When Méliès saw these films, each one a simply framed and straightforward shot of a physical activity such as kids jumping off a dock into the ocean (La Mer) and a baby reaching into a fish bowl for a goldfish (La Pêche aux poissons rouges), he was inspired to use this new technology to create something much weirder and more imaginative. Méliès got his own camera, constructed a studio, designed sets, wrote scripts, and created a series of groundbreaking, stylish, and highly influential films using pioneering camera tricks such as stop motion, slow motion, superimposition, and double exposure.

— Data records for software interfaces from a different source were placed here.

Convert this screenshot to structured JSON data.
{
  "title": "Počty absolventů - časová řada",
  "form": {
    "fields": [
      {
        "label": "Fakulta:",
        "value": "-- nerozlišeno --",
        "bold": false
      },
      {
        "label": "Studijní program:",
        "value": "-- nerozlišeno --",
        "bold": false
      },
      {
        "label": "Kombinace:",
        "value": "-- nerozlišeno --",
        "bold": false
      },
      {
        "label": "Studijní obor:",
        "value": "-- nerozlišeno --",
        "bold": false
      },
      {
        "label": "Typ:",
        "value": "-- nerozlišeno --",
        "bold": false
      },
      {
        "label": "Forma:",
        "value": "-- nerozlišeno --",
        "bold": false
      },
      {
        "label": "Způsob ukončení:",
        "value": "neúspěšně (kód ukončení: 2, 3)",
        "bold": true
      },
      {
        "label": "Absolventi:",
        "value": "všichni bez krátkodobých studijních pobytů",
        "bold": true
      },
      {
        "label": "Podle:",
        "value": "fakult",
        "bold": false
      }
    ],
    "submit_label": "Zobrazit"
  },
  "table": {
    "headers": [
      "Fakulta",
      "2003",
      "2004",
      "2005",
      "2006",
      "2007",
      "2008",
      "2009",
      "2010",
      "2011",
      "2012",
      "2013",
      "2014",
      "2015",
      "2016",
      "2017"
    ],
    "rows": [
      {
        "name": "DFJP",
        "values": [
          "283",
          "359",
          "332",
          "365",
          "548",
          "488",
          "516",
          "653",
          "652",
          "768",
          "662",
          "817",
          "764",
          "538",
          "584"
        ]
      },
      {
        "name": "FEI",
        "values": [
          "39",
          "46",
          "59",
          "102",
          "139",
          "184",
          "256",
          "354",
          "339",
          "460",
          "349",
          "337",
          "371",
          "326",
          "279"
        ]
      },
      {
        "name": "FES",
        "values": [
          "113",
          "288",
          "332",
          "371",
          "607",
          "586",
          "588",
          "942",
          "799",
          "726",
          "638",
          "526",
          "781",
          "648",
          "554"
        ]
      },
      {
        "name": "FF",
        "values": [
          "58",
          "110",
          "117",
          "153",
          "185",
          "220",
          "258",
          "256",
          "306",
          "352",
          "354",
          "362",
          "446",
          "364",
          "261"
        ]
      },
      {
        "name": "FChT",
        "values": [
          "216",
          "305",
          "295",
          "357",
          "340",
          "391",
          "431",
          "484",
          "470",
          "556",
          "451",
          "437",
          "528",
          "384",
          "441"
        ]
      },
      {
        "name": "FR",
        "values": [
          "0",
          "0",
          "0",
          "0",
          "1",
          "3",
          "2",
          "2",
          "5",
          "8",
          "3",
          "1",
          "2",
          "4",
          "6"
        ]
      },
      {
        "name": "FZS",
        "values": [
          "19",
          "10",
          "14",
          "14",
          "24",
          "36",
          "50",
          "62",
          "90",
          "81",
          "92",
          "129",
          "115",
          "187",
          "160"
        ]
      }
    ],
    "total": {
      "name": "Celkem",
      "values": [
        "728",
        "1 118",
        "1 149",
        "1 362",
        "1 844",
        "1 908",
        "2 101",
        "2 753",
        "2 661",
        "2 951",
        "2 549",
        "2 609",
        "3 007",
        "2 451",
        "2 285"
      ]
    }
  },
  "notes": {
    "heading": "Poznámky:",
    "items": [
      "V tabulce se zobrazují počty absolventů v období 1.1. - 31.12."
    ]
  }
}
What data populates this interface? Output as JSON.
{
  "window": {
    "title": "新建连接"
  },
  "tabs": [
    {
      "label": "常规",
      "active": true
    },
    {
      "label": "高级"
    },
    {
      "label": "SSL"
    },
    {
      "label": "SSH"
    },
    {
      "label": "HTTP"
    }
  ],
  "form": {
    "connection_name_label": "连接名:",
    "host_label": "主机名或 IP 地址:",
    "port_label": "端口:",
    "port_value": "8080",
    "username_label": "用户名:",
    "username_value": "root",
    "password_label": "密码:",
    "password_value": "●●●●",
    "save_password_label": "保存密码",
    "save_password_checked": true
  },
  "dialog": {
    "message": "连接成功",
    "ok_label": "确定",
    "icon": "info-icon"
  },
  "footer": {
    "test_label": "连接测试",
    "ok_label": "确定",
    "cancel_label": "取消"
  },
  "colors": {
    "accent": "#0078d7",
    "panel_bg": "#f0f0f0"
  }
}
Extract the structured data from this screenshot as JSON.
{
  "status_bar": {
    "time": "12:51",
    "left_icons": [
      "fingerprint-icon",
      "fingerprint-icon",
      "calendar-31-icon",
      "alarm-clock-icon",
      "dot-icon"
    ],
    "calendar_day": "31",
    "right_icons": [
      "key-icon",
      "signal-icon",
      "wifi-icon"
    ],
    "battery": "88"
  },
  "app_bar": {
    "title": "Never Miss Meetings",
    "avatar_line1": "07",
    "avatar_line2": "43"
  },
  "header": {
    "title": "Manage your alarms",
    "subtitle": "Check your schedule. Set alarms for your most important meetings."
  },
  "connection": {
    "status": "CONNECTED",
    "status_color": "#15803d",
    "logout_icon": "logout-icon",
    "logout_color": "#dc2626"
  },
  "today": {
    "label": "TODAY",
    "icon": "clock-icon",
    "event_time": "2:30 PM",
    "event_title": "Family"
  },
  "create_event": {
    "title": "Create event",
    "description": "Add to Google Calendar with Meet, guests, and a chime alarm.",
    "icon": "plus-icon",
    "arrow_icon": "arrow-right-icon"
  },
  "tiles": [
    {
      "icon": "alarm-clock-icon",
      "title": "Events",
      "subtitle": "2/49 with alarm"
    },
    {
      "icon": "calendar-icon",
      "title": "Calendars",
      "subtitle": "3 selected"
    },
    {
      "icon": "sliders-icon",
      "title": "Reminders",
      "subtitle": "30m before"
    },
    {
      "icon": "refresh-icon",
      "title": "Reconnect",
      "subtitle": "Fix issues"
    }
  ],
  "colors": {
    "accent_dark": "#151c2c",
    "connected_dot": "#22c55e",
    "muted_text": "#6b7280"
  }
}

The program begins with Méliès’s 13-minute masterpiece A Trip to the Moon (1902). An inspiration for the video of The Smashing Pumpkins song, “Tonight, Tonight,” this is the one where a rocket launched from Earth lands in the right eye of the Moon. Following A Trip to the Moon is a selection of his short films introduced by Keith Houk, professor at the University of Houston. The rest of the program includes The Eclipse (1907), Good Glue Sticks (1907), The Cook in Trouble (1904), and The Living Playing Cards (1905). The event is free, but registration is encouraged.

Art + Entertainment
Our Favorite Restaurants Now!

Gulf Red Snapper at The Annie

These CityBook partners are among the best eateries in the most deliciously diverse city.

Keep ReadingShow less
Food

Georgia James

THE HOUSTON LIVESTOCK Show & Rodeo is back in the saddle, Feb. 27-March 17. Whether you’re seeking pre-show snacks, a righteous dinner, a quick happy hour, or late-night nosh, H-Town eateries have you covered. Rope in these food and drink rodeo specials while their hot!

Keep ReadingShow less
Food

An untitled 1975 photo by Michael Abramson

AT THE TOP of 2024, with Black History Month coming to a close and Women’s History Month just around the corner, the Houston Museum of African American Culture has not one, not two, but three exhibitions on view through March 30: Bert Long, Jr. Spring Survey Exhibition and Pervs, Peppers, and the High Chaparral: Michael Abramson’s Chicago South Side Photographs, both curated by HMAAC chief curator Christopher Blay, and One Nation, One Groove: African American Music as the s Story of American Music, curated by HMAAC CEO John Guess, Jr.

Keep ReadingShow less
Art + Entertainment